Fauquier's high school has 1,850 students, some of whom attend classes in trailers because there is not enough permanent space, said guidance director Bruce Holland. The average class has 25 to 30 students, although the number dips to about 15 in difficult courses such as advanced math.

"You notice crowding the most in the halls and cafeteria," Holland said. "It's terribly crowded there. People jostle each other, and we have three lunch shifts to try to get everybody in -- they have about 25 minutes to eat."

Development could also slow because for some people, Warrenton is just too far away -- it's on the border of what many D.C. workers consider to be a sane and an insane commute.

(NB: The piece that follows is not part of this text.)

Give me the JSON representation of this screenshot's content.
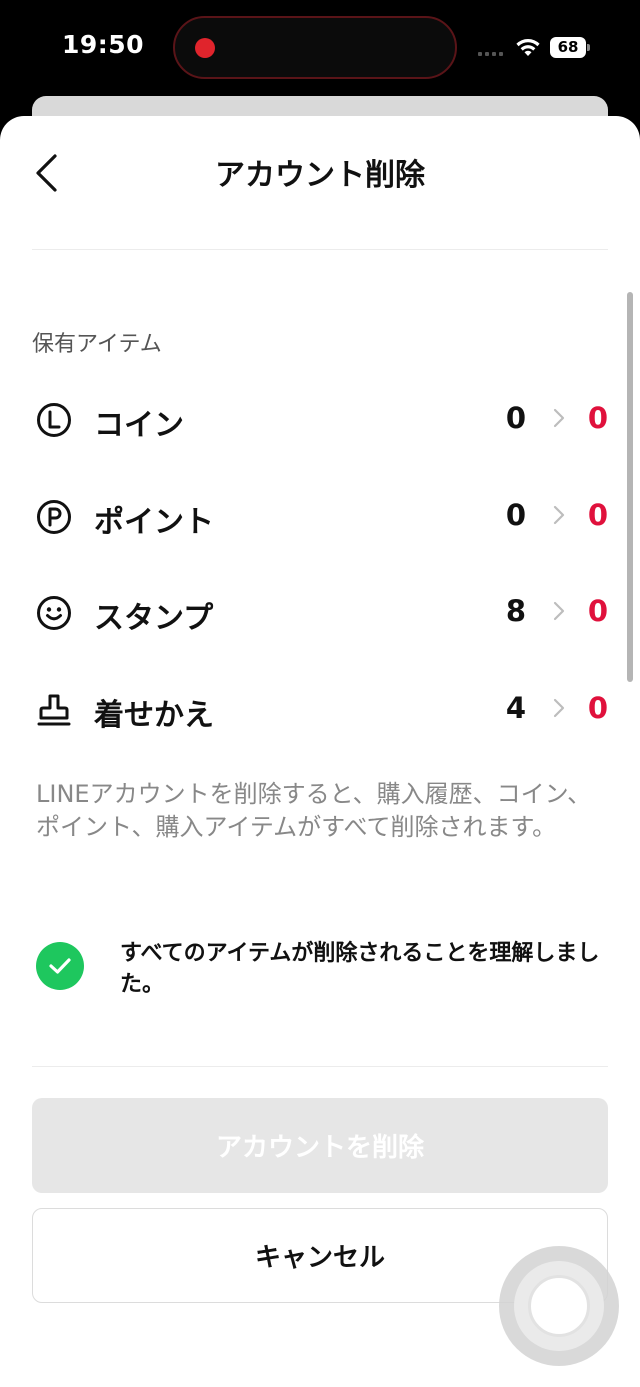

The trip to Washington takes an hour in nonrush-hour periods, but 1 1/2 hours or more in rush hour. Traffic is often stop and go on I-66 near Manassas as early as 5 a.m.

Many people who live in the Warrenton area have flexible work hours, or they have shorter commutes -- to Fairfax City, perhaps, or Tysons Corner. But there are hardy souls who endure the commute to the District for the privilege of coming home each night to Fauquier's rolling hills.

"Probably half our buyers are from other metropolitan areas within Washington, that want to get out," said Bob Hockensmith, a partner in Rainbow V.I.P. Realtors.

The average three-bedroom house in Warrenton, with a half acre of land, sells for between $110,000 and $125,000, Hockensmith said.

Customers willing to move outside Warrenton can buy a four-bedroom colonial, with two to 10 acres of land -- and maybe a Blue Ridge view -- for $125,000 to $150,000, he said.